(Beginning of Input)

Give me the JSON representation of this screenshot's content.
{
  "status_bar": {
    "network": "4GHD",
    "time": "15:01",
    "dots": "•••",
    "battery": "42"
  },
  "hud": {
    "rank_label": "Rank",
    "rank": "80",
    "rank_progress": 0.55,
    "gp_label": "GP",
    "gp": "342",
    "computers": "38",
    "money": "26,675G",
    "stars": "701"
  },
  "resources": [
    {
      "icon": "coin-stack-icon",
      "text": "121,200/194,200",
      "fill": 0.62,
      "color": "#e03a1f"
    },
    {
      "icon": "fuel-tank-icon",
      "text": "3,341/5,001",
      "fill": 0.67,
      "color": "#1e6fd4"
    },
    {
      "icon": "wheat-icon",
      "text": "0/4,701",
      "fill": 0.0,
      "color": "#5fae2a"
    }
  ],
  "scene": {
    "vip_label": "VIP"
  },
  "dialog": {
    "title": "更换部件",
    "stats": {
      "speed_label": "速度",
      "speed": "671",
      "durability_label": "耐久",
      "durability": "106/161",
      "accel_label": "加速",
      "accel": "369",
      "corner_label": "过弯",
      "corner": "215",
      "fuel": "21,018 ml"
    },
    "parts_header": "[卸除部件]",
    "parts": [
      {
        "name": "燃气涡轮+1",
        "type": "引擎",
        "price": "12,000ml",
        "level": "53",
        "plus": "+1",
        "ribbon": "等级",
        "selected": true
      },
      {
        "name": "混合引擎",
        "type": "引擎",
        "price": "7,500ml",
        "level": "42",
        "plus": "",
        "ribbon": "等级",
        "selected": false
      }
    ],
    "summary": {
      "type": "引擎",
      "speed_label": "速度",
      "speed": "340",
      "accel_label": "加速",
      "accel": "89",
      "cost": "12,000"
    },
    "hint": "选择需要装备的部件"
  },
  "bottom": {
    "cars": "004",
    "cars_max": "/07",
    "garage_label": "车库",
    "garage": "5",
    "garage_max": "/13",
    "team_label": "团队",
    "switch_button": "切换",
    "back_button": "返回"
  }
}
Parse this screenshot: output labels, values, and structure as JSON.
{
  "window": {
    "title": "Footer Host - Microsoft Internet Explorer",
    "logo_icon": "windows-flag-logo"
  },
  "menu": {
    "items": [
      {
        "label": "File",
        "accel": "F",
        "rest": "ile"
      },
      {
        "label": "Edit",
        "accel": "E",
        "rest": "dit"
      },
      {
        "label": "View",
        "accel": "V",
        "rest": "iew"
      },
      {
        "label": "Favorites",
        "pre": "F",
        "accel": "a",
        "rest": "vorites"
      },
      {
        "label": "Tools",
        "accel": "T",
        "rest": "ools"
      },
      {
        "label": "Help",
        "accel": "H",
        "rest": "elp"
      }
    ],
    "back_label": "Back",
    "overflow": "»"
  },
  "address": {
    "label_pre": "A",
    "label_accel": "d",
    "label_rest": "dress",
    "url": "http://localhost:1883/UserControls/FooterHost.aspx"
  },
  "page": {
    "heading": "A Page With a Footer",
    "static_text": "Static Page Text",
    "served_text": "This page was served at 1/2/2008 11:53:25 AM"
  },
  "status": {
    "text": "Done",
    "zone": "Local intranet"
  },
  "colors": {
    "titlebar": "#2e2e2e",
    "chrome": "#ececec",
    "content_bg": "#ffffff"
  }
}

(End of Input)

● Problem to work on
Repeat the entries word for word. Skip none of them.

● Response to this task
Give me the JSON representation of this screenshot's content.
{
  "status_bar": {
    "network": "4GHD",
    "time": "15:01",
    "dots": "•••",
    "battery": "42"
  },
  "hud": {
    "rank_label": "Rank",
    "rank": "80",
    "rank_progress": 0.55,
    "gp_label": "GP",
    "gp": "342",
    "computers": "38",
    "money": "26,675G",
    "stars": "701"
  },
  "resources": [
    {
      "icon": "coin-stack-icon",
      "text": "121,200/194,200",
      "fill": 0.62,
      "color": "#e03a1f"
    },
    {
      "icon": "fuel-tank-icon",
      "text": "3,341/5,001",
      "fill": 0.67,
      "color": "#1e6fd4"
    },
    {
      "icon": "wheat-icon",
      "text": "0/4,701",
      "fill": 0.0,
      "color": "#5fae2a"
    }
  ],
  "scene": {
    "vip_label": "VIP"
  },
  "dialog": {
    "title": "更换部件",
    "stats": {
      "speed_label": "速度",
      "speed": "671",
      "durability_label": "耐久",
      "durability": "106/161",
      "accel_label": "加速",
      "accel": "369",
      "corner_label": "过弯",
      "corner": "215",
      "fuel": "21,018 ml"
    },
    "parts_header": "[卸除部件]",
    "parts": [
      {
        "name": "燃气涡轮+1",
        "type": "引擎",
        "price": "12,000ml",
        "level": "53",
        "plus": "+1",
        "ribbon": "等级",
        "selected": true
      },
      {
        "name": "混合引擎",
        "type": "引擎",
        "price": "7,500ml",
        "level": "42",
        "plus": "",
        "ribbon": "等级",
        "selected": false
      }
    ],
    "summary": {
      "type": "引擎",
      "speed_label": "速度",
      "speed": "340",
      "accel_label": "加速",
      "accel": "89",
      "cost": "12,000"
    },
    "hint": "选择需要装备的部件"
  },
  "bottom": {
    "cars": "004",
    "cars_max": "/07",
    "garage_label": "车库",
    "garage": "5",
    "garage_max": "/13",
    "team_label": "团队",
    "switch_button": "切换",
    "back_button": "返回"
  }
}
Parse this screenshot: output labels, values, and structure as JSON.
{
  "window": {
    "title": "Footer Host - Microsoft Internet Explorer",
    "logo_icon": "windows-flag-logo"
  },
  "menu": {
    "items": [
      {
        "label": "File",
        "accel": "F",
        "rest": "ile"
      },
      {
        "label": "Edit",
        "accel": "E",
        "rest": "dit"
      },
      {
        "label": "View",
        "accel": "V",
        "rest": "iew"
      },
      {
        "label": "Favorites",
        "pre": "F",
        "accel": "a",
        "rest": "vorites"
      },
      {
        "label": "Tools",
        "accel": "T",
        "rest": "ools"
      },
      {
        "label": "Help",
        "accel": "H",
        "rest": "elp"
      }
    ],
    "back_label": "Back",
    "overflow": "»"
  },
  "address": {
    "label_pre": "A",
    "label_accel": "d",
    "label_rest": "dress",
    "url": "http://localhost:1883/UserControls/FooterHost.aspx"
  },
  "page": {
    "heading": "A Page With a Footer",
    "static_text": "Static Page Text",
    "served_text": "This page was served at 1/2/2008 11:53:25 AM"
  },
  "status": {
    "text": "Done",
    "zone": "Local intranet"
  },
  "colors": {
    "titlebar": "#2e2e2e",
    "chrome": "#ececec",
    "content_bg": "#ffffff"
  }
}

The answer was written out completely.